Back at the hotel, Annabel checks us out and we sit for a short while before she leaves for the airport.
We are pleasantly surprised that Alex and Ashley arrive hours earlier than expected. I am glad to be able to introduce Annabel to them and them to her.
We say farewell to Annabel, and Alex gamely agrees to drive us back to Slovakia, Bratislava and home.
He has his driver’s license with him. (wince)
On to Bratislava for the night.
Ah, my wonderful Kempinski River Park. They are expecting us and know all about my missing wallet (Scott has called ahead and explained everything) and say nothing at all, just smile and welcome us all.
We treat ourselves to a Rolls Royce ride into Old Town so that AZsquared (as Alex calls the two of them) can see a bit of our capital city.
Dinner is at eight, and what a wonderful surprise we have in store!
Executive chef Bjorn Juhnke has just introduced a new menu into the hotel’s fine dining room, Restaurant River Bank.
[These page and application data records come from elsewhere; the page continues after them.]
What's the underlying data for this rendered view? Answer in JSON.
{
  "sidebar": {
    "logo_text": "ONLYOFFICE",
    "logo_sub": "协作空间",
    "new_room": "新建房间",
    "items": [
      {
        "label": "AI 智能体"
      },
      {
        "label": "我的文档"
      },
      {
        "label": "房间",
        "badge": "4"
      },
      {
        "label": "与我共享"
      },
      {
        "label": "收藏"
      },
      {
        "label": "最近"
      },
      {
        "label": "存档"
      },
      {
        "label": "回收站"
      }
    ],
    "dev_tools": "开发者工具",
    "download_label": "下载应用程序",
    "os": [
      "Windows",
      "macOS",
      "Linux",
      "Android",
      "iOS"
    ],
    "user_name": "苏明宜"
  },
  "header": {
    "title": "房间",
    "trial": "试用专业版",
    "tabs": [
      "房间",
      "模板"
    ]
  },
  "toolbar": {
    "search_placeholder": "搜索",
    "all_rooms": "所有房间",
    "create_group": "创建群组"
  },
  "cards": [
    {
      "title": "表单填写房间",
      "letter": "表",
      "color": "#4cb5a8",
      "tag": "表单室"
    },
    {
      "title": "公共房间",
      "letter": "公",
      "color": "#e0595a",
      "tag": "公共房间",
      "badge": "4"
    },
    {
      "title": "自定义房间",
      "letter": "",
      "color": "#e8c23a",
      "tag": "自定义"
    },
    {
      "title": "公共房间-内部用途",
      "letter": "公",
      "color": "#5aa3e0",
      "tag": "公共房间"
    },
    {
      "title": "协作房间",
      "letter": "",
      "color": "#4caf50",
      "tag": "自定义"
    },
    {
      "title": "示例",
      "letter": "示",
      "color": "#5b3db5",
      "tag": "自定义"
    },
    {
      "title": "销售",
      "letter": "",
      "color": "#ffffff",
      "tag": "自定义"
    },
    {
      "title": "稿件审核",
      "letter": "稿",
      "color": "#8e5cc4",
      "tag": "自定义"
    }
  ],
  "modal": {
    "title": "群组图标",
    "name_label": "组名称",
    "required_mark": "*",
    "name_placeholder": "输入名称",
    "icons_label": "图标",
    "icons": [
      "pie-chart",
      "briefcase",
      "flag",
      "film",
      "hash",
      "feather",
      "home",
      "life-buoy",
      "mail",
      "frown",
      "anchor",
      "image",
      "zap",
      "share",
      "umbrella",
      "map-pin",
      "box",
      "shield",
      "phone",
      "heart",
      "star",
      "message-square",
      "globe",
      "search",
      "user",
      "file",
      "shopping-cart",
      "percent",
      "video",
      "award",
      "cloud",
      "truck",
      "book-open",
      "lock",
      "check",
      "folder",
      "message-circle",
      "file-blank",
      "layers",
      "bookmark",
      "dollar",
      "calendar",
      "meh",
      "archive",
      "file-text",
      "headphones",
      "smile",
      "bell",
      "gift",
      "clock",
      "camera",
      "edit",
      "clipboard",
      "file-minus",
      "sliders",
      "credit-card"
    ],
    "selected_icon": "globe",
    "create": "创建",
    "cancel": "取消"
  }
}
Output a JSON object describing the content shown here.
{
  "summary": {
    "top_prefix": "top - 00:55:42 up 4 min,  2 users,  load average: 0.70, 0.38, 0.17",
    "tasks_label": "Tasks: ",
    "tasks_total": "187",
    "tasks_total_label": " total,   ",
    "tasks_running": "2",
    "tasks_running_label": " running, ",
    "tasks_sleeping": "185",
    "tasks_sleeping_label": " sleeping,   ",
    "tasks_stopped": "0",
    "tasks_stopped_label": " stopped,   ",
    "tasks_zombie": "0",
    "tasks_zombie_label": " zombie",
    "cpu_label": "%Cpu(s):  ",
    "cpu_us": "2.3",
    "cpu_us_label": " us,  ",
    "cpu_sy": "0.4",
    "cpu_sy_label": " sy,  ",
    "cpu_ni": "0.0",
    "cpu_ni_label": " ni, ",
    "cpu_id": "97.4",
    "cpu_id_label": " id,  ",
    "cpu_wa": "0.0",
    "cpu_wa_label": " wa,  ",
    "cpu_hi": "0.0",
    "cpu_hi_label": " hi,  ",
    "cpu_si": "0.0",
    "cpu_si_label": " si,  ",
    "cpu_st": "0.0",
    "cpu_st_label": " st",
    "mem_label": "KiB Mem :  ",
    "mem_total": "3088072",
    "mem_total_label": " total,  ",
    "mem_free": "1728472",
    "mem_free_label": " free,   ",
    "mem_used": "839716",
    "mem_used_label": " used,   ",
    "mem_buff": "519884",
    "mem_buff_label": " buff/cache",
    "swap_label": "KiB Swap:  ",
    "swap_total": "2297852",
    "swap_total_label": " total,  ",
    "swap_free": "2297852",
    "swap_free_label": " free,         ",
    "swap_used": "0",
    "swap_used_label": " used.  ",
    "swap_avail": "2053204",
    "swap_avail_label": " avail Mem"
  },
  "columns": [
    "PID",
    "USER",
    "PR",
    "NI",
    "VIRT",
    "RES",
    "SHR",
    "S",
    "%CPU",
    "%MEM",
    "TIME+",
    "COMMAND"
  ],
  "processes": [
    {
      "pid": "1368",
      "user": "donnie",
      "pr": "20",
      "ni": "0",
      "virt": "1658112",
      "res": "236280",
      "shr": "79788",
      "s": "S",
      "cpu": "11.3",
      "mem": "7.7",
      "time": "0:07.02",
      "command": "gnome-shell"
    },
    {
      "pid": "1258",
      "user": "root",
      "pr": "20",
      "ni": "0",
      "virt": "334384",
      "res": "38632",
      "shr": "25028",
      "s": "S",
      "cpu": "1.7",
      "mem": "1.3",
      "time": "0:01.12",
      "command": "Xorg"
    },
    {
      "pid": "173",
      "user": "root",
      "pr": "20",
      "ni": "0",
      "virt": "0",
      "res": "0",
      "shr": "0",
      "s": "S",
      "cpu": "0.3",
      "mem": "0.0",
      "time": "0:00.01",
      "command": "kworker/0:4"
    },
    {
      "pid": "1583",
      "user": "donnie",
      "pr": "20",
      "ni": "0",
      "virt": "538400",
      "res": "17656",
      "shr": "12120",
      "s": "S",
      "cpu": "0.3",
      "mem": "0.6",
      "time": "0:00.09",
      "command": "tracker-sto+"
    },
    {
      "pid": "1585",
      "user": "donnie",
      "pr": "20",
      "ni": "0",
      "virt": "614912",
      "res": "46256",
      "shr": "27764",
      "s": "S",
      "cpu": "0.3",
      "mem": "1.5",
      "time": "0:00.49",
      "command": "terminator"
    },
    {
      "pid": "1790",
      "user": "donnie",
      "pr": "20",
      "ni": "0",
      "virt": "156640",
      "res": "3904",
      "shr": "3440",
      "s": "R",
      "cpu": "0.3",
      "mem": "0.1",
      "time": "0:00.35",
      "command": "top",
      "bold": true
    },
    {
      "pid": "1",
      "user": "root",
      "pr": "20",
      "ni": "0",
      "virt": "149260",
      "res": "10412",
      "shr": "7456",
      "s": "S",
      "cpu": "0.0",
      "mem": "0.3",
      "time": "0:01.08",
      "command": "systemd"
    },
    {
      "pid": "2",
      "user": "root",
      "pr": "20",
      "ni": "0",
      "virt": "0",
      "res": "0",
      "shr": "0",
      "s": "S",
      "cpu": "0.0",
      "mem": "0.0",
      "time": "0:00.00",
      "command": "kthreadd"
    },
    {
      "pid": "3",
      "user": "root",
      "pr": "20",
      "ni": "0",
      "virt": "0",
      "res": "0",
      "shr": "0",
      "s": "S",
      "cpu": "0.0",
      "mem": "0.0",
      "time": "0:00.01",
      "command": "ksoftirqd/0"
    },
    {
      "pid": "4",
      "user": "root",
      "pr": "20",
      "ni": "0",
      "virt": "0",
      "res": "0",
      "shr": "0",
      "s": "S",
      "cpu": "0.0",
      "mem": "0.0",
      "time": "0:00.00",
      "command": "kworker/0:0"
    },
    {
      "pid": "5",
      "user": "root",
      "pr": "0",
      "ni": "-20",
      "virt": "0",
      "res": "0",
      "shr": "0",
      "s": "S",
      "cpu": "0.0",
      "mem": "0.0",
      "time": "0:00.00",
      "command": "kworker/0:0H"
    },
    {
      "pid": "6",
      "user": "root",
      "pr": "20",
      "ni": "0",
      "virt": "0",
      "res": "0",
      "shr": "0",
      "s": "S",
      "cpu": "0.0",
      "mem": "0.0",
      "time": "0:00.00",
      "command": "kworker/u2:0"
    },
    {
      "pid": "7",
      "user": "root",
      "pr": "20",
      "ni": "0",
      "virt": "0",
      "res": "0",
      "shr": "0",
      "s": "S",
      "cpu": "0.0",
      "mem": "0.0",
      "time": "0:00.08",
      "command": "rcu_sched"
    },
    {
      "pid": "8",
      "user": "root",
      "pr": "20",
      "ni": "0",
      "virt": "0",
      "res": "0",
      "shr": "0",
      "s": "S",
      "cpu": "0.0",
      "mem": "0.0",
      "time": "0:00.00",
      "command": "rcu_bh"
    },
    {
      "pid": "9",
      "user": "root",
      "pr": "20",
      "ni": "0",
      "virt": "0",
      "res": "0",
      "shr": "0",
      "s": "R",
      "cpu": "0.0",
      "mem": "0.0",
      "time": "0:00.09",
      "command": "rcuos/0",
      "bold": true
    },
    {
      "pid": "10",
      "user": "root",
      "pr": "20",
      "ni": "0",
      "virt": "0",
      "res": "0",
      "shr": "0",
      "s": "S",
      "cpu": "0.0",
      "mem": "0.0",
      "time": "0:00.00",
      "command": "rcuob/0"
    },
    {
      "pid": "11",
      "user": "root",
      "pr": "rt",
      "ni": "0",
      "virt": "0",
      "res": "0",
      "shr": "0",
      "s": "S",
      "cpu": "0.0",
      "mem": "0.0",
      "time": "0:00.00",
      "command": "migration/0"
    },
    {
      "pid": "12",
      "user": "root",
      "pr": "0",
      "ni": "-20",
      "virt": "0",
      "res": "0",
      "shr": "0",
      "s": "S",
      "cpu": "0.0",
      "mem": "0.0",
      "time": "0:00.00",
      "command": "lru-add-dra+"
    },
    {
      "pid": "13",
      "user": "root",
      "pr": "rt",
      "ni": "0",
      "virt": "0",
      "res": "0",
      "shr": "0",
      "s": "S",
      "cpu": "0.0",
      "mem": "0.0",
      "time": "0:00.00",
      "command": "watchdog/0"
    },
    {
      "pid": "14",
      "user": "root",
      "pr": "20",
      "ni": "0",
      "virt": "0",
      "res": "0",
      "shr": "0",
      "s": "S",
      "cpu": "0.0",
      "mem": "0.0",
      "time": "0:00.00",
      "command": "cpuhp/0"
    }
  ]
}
I had already planned to try the July menu that features chanterelles, but the new menu looks pretty terrific.
The restaurant is quiet, so Chef Bjorn comes out to talk about his new menu and we all decide to let him take charge and give us a bit of everything.
It is fantastic. Venison sous vide, smoked pike perch under glass, which is full of smoke (!); foie gras; lobster consumé with lobster ravioli; smoked eel; roast scallops; suckling pig . . .
Hotel Sommelier Ratislav Šutál brings us Slovak wines to accompany the dishes. Alex, Ashley and I trade plates around the table so we can taste everything.
What a great way to introduce our country to my family!
After we finish, our chef-host gives us a tour of the entire kitchen complex of the hotel – not only the restaurant kitchen, but the larger series of kitchens and pantries that span the entire hotel below the ground floor.
It is quite a walk – a good thing after all the eating.
The morning sees us at breakfast on the terrace – the weather is not too hot. Then we’re homeward bound, Alex again at the wheel.
He has the dubious honor to experience some of the nastier drivers on the highway, but we make it home safely.
Scott is glad to see us, and to reunite me with my wallet.
*FUBAR: an old army acronym, “effed up beyond all recognition”